- Rodents infected by toxoplasmosis from cats are said to lose their fear of them and thus more likely to become their victims.
- There seems to be some correlation between the microbial colonies in our gut to our physical health, as well as to our mental and emotional health (e.g. chronic depression).
- If social ills are caused by communities of humans not working well together for the optimal benefit of all, is individual ill health essentially caused by a similar benefit vs burden disparity among all the systems of our bodies?
- Good scientist vs bad scientist stories remind me of other archetypal good vs evil stories. This one weirdly made me think of the fall of the mythic Lucifer (from the most angelic to the perceived most evil) to become (with and against God) the most protective of the notion of free will.

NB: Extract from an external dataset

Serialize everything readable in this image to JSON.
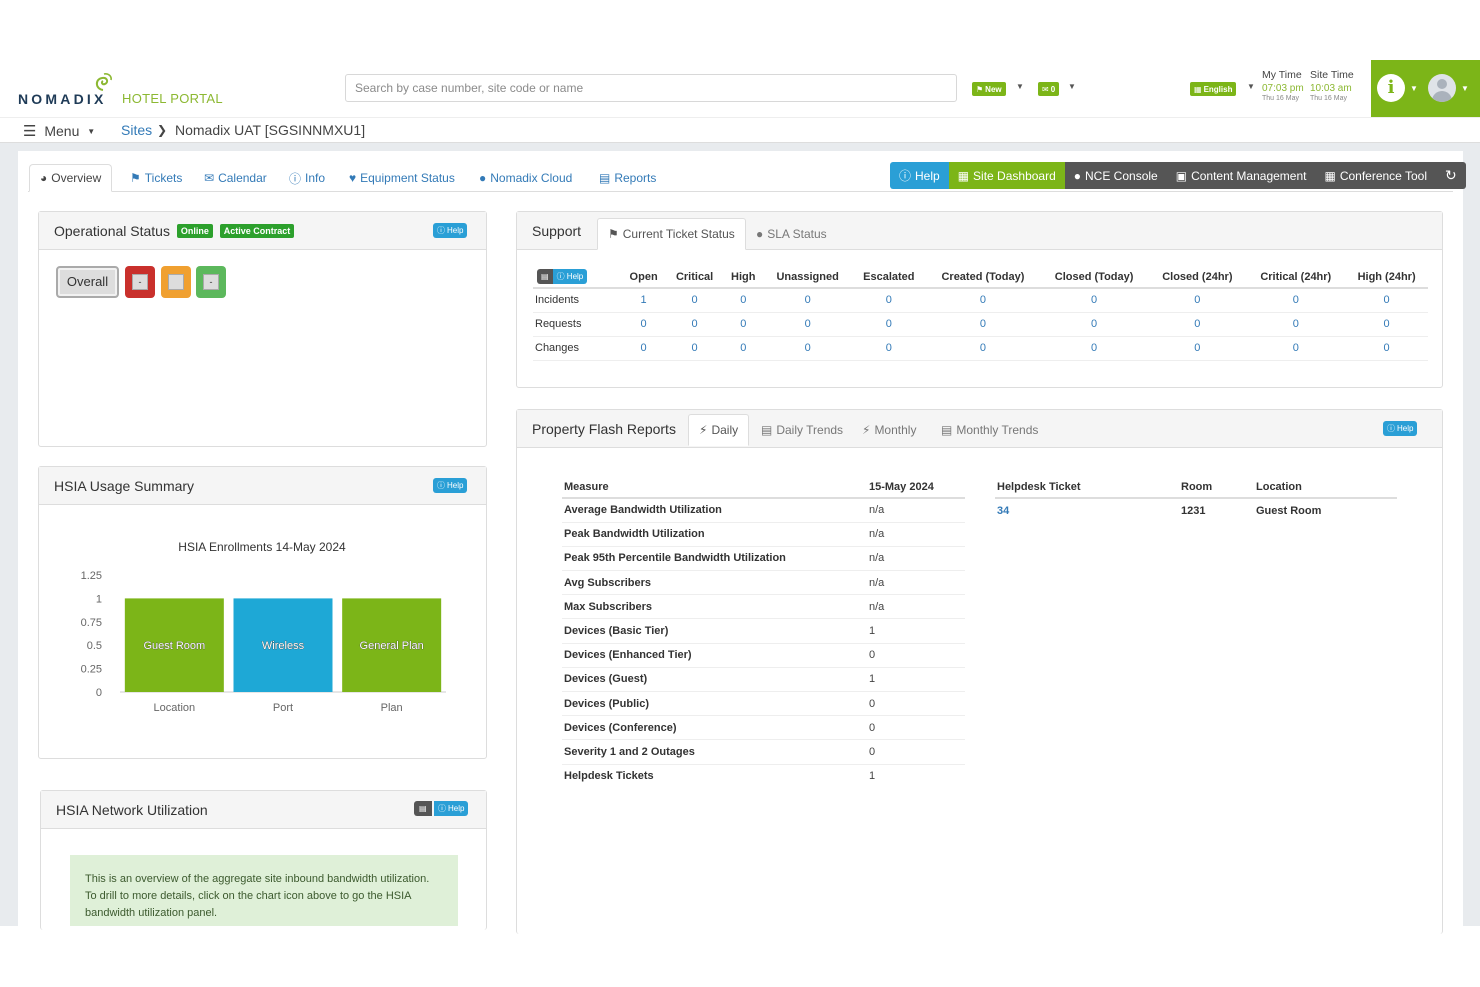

Their relationships are ultimately a spectrum/symbiosis (and not a binary/dichotomy)?
- How is free will affected by knowledge of the factors that consciously or subconsciously influence choice (.e.g addictions, compulsions, empathy, fear)? What is really a free choice in various circumstances under a variety of systemic pressures?
-Is it better to have good will and intentions (but not act well on them) vs having scurrilous intentions that somehow result in good actions? And if so, should we add a twist to the philosophical notion: if there were no devil(s), would it be necessary to invent one? (Which I suppose we already do, early and often.)
That's a lot of stray thoughts to be thinking while reading one very short story, but perhaps that's what made it so enjoyable for me. All in all, a nice archetypal sci-fi tale written ahead of its time decades ago and re-released as an ebook.
(review of free book)